Mass Media and Popular Culture
In this blog I usually evaluate individual films at the rate of two a week. Today I want to write about a unique experience that I have had of using films to educate. In August I began teaching a sociology class, “Mass Media and Popular Culture,” at Queens College. The class meets at the un-Godly timeslot of 6:30-9:30 on Friday nights and has its final meeting on December 16. When I was first given this time slot I said, “Who is going to take a class that meets on a Friday night?” The answer, for me, was an education in and of itself.
At the first class I conducted a video interview with each student who was willing. The interview was strictly voluntary, but it is a good way for me to get to know students and learn their names. It is also an effective icebreaker that generates a friendly atmosphere. From these interviews I discovered that the students attending class at this late hour worked full time and then managed to go to school. In other words these were people who worked harder than I did, and yet they were coming to me to learn something. This revelation filled me with humility and a stronger than usual sense of responsibility and commitment.
My hard working students range in age from early twenties to grandparents. Over the past four months we discussed how media frames our perception of the world. Since the class is part of the Sociology Department I related media issues to sociology.
The second half of each class involved screening a narrative film or documentary, mostly documentaries, that illustrated a media topic. There were also at home screening and writing assignments. I did not require my students to buy expensive textbooks but I did require a Netflix membership. We watched a lot of films. I used mass media to teach mass media.
My class received a varied education on media issues and on how media has affected their lives and the lives of others. We screened the movie “They Wont Forget” (1937), a fictionalized account of the Leo Frank case of 1913. The film, plus a consideration of the actual facts of the case, provided a way of examining media manipulation, southern prejudice and politics in the early twentieth century. We also looked at how these issues were portrayed by media on screen. We screened and discussed “The Tillman Story” which concerned the government’s cover-up and media manipulation in the death of Pat Tillman in Afghanistan. We compared Daniel Ellsberg and his use of media in exposing the Pentagon Papers (“The Most Dangerous Man in America: Daniel Ellsberg and the Pentagon Papers”) during the Vietnam War with the current media work of Julian Assange and wikileaks (“Julian Assange: A Modern Day Hero?”). We examined the federal prosecutions of stoner comedian Tommy Chong (“a/k/a Tommy Chong”) and porn star Harry Reems (“Inside Deep Throat”). We looked at how these men had their first amendment rights trampled upon in the government’s zeal to prosecute their use of media. We screened the movie “Lenny” and discussed how comedian Lenny Bruce was prosecuted in the 1950s and 1960s for “obscene” humor that today would have gotten him his own HBO special. We discussed the ideas of Noam Chomsky (“Manufacturing Consent: Noam Chomsky and the Media”) and even managed to touch on Aristophane’s ancient Greek play “Lysistrata.”
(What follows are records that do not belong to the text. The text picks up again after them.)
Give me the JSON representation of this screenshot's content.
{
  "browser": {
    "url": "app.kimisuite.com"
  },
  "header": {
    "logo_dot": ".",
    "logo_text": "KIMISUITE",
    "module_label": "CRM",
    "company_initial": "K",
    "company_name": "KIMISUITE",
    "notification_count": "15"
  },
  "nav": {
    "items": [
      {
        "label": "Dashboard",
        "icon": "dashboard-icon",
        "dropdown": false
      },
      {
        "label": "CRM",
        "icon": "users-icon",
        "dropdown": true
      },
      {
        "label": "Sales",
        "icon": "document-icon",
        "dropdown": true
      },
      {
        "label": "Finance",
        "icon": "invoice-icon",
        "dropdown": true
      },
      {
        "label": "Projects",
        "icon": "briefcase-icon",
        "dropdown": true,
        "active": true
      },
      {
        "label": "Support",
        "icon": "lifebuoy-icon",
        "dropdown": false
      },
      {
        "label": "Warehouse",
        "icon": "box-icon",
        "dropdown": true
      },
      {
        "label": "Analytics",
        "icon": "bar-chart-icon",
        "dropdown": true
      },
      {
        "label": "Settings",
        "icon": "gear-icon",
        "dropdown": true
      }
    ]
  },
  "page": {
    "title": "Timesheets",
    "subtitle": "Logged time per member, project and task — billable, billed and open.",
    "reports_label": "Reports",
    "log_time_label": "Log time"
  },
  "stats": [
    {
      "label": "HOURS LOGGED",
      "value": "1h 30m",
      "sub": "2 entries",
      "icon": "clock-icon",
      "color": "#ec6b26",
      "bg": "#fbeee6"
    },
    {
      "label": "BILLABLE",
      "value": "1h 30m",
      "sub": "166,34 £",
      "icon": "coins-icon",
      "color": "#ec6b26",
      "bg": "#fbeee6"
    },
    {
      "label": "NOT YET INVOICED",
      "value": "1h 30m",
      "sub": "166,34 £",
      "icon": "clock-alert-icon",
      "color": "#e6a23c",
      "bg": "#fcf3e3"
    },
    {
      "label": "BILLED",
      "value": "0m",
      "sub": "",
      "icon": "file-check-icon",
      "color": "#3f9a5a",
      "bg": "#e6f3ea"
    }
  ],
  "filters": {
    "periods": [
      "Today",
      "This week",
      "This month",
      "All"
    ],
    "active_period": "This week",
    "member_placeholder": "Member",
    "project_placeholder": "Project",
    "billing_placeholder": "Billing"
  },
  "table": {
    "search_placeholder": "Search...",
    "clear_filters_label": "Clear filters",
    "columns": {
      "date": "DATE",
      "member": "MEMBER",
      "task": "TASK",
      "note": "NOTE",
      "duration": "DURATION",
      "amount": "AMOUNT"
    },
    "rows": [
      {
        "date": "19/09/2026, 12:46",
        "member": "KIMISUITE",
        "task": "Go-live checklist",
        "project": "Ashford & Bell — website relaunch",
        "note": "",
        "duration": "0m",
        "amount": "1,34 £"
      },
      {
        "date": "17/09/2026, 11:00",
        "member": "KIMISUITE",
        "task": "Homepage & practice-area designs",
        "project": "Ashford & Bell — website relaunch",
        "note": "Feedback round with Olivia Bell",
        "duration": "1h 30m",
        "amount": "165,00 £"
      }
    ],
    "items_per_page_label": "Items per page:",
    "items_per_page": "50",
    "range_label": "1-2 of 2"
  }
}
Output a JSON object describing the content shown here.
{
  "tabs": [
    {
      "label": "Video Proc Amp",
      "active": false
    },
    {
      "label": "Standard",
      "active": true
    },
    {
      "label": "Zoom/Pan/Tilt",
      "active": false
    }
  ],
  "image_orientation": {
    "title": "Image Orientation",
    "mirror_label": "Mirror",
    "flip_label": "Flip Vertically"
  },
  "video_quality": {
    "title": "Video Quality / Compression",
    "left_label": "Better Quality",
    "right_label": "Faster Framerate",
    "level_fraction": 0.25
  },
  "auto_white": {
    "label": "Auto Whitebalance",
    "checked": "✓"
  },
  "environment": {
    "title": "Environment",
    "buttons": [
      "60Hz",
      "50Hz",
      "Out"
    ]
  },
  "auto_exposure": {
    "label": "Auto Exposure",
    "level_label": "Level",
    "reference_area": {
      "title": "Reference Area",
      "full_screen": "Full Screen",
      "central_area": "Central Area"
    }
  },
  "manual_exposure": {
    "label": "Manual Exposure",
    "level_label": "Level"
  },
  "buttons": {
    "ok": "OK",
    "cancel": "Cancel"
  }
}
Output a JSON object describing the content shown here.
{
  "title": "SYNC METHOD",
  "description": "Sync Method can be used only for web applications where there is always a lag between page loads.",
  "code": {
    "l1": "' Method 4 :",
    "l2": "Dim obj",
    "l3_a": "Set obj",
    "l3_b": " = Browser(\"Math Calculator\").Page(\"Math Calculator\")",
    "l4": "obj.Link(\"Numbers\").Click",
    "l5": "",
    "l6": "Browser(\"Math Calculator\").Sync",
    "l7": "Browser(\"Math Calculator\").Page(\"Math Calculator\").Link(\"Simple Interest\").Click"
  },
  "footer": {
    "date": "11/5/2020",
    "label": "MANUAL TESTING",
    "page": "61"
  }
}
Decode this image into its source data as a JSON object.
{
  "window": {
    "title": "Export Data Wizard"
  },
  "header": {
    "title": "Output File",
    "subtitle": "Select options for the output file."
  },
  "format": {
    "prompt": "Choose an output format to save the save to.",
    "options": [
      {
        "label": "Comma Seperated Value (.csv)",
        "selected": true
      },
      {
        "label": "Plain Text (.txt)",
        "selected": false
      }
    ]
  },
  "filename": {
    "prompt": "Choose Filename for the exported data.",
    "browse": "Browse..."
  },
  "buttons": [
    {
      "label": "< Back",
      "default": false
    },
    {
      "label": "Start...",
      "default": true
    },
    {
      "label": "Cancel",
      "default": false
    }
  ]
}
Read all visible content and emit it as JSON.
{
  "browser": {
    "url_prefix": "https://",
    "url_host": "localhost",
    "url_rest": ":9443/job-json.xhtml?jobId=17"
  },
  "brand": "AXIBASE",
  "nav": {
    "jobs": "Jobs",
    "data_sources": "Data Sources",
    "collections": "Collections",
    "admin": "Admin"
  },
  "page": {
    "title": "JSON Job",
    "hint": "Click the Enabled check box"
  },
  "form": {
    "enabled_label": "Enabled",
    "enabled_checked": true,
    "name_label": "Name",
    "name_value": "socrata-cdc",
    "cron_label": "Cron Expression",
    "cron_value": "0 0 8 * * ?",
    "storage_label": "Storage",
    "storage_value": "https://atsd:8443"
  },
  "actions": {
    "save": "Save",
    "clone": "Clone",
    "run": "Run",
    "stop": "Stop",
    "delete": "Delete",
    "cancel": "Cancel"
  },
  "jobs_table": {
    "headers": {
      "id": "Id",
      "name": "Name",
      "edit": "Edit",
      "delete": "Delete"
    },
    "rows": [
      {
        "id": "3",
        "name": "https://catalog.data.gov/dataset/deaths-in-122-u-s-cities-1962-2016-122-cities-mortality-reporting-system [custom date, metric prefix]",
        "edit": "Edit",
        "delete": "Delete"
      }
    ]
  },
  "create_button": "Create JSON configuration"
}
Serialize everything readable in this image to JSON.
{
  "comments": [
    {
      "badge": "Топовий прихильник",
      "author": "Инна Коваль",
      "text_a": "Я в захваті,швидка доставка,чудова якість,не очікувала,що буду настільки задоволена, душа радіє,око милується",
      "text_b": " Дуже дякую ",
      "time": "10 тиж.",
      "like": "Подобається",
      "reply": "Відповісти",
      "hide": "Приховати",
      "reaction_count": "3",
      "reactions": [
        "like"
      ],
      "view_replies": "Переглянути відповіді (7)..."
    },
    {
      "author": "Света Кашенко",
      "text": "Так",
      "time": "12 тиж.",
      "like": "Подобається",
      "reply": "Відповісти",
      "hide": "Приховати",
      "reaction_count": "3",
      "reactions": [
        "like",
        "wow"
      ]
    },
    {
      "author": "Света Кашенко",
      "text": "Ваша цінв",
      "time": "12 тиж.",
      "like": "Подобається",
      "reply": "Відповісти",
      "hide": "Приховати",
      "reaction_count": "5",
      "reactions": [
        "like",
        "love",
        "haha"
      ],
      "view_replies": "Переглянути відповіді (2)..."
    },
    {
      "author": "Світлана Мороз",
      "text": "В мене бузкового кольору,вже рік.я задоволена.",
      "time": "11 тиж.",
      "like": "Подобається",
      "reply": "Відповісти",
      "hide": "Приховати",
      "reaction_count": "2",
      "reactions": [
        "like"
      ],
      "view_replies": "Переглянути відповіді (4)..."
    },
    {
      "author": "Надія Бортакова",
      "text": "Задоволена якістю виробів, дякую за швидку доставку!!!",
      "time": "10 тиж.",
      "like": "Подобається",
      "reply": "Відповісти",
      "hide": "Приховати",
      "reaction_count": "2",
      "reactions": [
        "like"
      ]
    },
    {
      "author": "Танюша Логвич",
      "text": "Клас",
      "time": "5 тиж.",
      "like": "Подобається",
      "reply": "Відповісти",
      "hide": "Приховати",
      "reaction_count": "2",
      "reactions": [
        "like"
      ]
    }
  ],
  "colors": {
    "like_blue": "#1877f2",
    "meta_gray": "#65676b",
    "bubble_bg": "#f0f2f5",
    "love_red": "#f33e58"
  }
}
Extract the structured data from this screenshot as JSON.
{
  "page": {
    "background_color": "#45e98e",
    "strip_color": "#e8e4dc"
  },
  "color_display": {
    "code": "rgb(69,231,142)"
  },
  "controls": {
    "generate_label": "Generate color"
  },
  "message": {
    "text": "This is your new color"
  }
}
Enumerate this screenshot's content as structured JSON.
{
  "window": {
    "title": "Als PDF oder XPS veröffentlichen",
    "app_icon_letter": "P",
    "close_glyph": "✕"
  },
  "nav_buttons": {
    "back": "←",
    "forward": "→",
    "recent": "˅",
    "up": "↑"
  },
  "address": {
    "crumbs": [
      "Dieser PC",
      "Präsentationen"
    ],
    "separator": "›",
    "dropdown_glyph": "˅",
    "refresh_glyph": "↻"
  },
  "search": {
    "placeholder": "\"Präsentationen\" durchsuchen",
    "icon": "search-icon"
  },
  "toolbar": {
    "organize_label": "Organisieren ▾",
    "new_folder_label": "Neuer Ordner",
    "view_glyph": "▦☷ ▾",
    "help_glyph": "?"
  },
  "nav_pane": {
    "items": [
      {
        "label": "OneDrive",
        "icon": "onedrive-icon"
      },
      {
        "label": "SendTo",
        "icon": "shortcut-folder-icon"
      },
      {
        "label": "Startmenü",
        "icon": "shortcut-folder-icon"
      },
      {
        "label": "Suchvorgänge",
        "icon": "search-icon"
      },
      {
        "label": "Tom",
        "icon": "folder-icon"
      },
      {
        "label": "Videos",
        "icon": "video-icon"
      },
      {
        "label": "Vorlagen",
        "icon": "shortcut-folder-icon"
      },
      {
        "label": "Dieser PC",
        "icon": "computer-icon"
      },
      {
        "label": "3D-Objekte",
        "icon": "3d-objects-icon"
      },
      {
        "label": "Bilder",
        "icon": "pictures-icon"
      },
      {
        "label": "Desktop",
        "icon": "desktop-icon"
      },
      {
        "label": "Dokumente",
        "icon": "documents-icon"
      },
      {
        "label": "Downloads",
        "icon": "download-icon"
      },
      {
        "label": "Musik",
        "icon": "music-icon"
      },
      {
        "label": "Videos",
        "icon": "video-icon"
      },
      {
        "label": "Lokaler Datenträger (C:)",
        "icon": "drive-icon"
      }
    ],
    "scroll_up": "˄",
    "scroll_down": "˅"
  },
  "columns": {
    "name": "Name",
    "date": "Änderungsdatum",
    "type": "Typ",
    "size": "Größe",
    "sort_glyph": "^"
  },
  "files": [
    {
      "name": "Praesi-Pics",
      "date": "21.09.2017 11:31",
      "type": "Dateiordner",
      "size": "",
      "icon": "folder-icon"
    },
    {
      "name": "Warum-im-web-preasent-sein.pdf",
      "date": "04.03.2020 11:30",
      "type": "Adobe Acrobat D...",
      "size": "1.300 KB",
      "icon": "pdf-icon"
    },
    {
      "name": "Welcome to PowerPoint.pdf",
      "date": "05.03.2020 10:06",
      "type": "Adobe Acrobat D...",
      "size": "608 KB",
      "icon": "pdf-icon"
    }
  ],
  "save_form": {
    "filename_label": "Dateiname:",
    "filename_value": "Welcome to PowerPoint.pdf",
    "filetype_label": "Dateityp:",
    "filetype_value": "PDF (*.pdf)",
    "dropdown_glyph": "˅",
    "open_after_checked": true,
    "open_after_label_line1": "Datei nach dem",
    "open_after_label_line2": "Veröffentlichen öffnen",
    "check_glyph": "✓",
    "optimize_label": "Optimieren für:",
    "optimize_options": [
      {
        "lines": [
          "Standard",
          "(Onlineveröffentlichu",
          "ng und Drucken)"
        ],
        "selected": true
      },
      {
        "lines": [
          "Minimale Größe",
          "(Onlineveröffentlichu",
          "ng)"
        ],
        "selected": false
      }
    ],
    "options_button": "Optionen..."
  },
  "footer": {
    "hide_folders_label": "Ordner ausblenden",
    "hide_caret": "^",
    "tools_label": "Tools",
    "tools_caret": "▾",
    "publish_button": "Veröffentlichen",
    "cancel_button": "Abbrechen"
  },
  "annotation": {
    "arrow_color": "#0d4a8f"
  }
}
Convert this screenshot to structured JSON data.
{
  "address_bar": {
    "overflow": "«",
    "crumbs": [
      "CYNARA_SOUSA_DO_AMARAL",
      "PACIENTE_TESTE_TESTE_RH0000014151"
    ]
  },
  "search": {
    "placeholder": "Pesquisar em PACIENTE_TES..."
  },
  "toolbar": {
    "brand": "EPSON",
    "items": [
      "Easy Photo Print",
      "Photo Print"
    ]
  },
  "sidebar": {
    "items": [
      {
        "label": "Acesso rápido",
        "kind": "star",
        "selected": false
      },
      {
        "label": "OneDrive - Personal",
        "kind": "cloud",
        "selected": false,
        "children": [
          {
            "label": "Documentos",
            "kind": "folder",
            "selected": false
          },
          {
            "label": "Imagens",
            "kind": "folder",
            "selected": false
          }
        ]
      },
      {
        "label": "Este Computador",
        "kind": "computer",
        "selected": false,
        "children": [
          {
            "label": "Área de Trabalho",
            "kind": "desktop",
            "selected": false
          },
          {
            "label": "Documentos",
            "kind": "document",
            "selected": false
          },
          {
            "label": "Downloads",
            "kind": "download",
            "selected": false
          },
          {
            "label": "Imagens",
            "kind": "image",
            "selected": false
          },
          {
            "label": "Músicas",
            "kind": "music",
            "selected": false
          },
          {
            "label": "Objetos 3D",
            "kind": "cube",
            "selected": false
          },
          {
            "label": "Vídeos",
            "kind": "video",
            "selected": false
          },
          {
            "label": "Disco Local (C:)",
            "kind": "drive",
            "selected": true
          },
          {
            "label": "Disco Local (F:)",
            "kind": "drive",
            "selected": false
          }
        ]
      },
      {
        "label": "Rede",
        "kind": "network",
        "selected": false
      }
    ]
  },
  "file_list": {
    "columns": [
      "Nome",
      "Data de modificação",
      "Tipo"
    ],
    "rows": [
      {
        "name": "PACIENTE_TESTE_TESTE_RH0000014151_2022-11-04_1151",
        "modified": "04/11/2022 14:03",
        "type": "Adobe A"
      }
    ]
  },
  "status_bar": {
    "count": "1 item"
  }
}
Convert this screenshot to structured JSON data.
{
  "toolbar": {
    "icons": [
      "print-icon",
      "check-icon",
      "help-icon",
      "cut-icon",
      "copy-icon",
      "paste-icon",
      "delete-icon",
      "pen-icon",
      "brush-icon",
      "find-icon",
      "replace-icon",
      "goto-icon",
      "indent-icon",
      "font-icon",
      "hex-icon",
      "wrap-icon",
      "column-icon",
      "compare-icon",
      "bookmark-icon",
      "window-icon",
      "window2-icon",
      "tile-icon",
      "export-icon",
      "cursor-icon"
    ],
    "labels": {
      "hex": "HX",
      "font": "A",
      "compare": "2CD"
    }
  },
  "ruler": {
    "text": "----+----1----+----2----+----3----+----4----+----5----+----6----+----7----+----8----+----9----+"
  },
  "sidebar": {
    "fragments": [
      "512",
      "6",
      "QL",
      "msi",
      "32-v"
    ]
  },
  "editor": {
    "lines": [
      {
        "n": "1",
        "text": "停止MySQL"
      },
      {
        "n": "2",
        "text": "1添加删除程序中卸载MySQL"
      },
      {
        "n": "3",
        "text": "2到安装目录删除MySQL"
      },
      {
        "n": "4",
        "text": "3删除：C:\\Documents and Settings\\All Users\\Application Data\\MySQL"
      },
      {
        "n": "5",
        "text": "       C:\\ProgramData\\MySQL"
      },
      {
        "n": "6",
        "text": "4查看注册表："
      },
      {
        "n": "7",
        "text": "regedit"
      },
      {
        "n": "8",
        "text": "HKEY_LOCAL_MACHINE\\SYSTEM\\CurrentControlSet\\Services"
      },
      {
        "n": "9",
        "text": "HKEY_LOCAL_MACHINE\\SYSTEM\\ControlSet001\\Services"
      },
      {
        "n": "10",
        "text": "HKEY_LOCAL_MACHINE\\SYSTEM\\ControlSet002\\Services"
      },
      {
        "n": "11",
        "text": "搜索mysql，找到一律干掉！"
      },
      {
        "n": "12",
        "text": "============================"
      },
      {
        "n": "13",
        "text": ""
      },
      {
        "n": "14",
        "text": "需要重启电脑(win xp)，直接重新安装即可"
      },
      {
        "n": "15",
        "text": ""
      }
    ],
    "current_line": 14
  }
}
A teacher friend told me that the relationship between a teacher and his students is formed within the first 20 minutes of the first class. That being the case it was apparent from the start that fate had given both teacher and students a fine match.
From Ancient Greece to Wikileaks we cut a wide swath through the human experience and had a lot of laughs along the way. Since it was my first time teaching this course I did not have the luxury of simply relying on what I had done in the past. There was no auto pilot on which to fall back. I had to work just as hard as my students to keep up and even, hopefully, stay ahead of them. Oh yeah, and they also learned a lot.